● PROBLEM DETAILS
Below are records; state how many of their lines hold the word "icon", and give only the figure.

(Source data)

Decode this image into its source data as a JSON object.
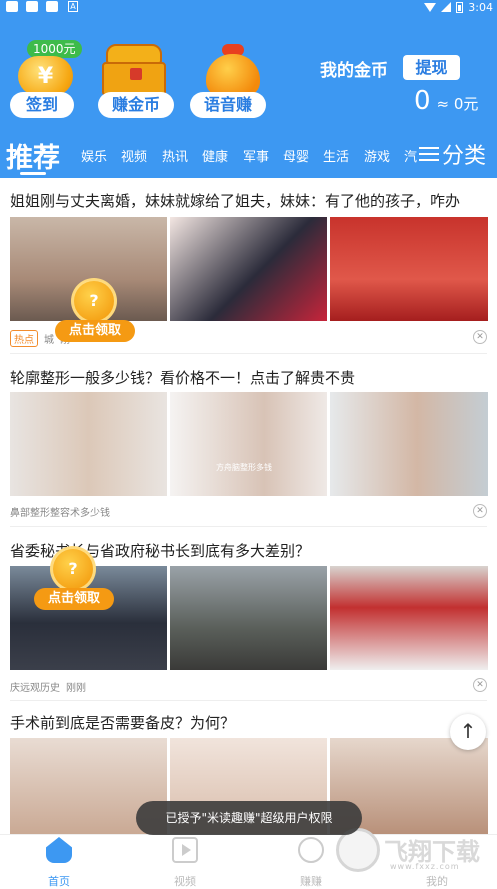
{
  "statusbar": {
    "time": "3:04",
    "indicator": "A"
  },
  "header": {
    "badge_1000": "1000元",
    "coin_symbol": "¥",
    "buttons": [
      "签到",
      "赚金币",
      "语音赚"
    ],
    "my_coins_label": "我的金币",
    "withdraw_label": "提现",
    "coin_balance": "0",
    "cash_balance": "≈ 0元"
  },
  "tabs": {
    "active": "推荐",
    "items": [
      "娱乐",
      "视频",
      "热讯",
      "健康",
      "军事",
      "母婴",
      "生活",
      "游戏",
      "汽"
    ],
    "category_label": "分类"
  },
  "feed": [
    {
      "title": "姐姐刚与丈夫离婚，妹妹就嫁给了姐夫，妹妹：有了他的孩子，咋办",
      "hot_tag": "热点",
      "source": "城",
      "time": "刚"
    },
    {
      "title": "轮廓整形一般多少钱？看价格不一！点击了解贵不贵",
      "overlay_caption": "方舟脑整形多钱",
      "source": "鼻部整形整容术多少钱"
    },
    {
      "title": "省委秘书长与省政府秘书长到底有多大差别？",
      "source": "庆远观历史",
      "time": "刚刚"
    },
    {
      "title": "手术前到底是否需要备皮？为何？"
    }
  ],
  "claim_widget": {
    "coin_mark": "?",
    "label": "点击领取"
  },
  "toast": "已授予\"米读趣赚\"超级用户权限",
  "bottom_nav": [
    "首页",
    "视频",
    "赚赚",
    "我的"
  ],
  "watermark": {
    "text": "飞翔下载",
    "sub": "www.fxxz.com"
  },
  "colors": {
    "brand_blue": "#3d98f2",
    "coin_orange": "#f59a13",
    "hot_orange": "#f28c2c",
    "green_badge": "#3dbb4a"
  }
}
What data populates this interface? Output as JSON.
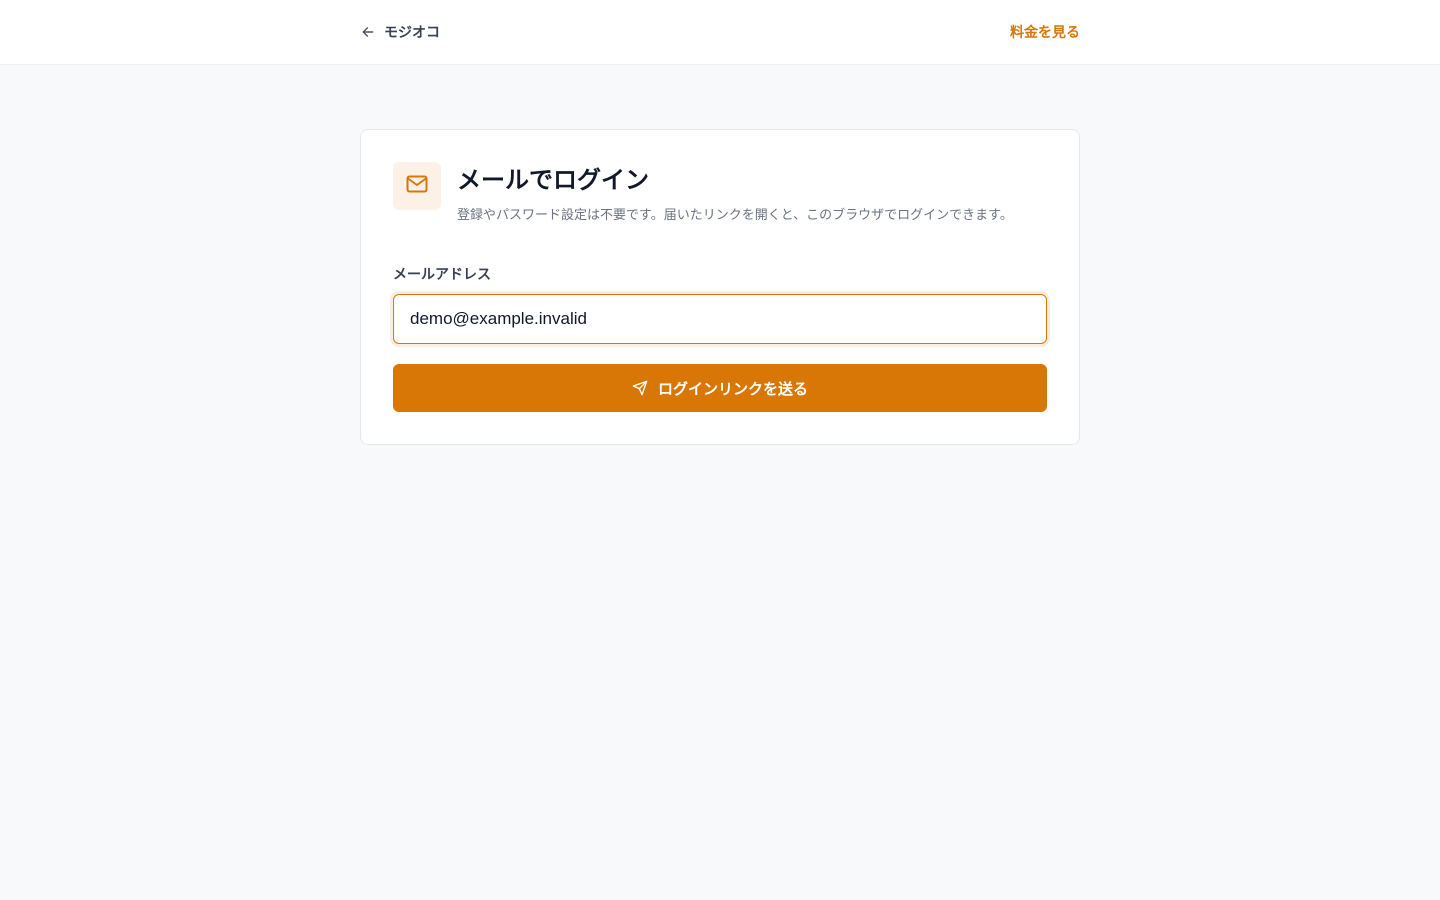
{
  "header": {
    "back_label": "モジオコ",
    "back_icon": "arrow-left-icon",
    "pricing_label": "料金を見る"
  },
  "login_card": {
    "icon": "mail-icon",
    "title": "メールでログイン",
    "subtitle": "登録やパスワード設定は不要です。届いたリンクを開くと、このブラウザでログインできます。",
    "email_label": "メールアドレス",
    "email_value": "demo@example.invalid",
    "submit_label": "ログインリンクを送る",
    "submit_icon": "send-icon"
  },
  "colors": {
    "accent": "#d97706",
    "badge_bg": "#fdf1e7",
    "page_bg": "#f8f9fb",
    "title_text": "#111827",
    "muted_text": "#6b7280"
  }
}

● RESULT OF THE EXERCISE
3